Rose State Provides Low Cost – No Cost Textbook Option for Students Published June 27, 2017

Student Success at the Forefront for Faculty

picture of The Practiced Writer, Rose State College English composition coursework book written by Rose State faculty to reduce the financial burden on students in English composition.Midwest City, Okla. - Students will now benefit from a two-year labor of love as Rose State offers low-cost, no-cost textbook options for English composition coursework.

The latest textbook was written by Rose State English Professor, Kevin Caliendo. The nearly 250 page book can be accessed online at NO cost or students can pay only $15 for a print version which covers the cost of printing.

The new textbook can be utilized for more than just one class as it was written for curriculum in English Composition I and English Composition II at Rose State. “For some time the writing program [at Rose State] has had a goal of customizing a composition handbook for our courses that aligned with the course objectives and it was one of the greatest honors of my professional life to write a book that pursues that goal,” stated Dr. Kevin Caliendo.

“One of our roles as educators is to ensure our students have the tools they need to succeed, but the costs of  mounting tuition, fees and textbooks overwhelm too many students,” stated Rose State’s Dean of Humanities, Claudia Buckmaster. “Our goal has been to cut costs where we can to ensure financial hardships are not preventing students from getting their educations.” 

Rose State is not alone in this effort to reduce the burden of education by centering on course materials. Higher education institutions across the country are turning to alternatives such as open textbooks – those that are online and free to download in order to provide more resources. At Rose State, the reader used in the composition classes in correlation with the new handbook written by Dr. Caliendo was developed using open source resources with original material created by English faculty.

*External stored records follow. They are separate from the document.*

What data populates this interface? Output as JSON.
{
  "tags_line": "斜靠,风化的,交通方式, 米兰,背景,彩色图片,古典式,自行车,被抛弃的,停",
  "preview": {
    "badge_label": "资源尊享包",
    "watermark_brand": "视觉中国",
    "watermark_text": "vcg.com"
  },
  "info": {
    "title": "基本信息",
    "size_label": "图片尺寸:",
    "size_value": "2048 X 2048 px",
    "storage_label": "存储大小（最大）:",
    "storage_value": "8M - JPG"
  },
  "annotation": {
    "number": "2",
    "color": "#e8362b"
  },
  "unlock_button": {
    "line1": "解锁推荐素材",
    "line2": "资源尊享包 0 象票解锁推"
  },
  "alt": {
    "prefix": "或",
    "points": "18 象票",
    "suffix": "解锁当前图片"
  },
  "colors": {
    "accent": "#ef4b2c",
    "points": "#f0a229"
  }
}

A national college student survey released in 2014 by the U.S. Public Interest Research Group Foundation found that 65% of respondents said they didn’t purchase a textbook because it was too expensive – even though most feared that their grades would suffer. That report suggesting the average student spends as much as $1,200 each year on textbooks and supplies alone.

Faculty within Rose State’s Engineering and Science Division are now in the process of writing a student biology textbook.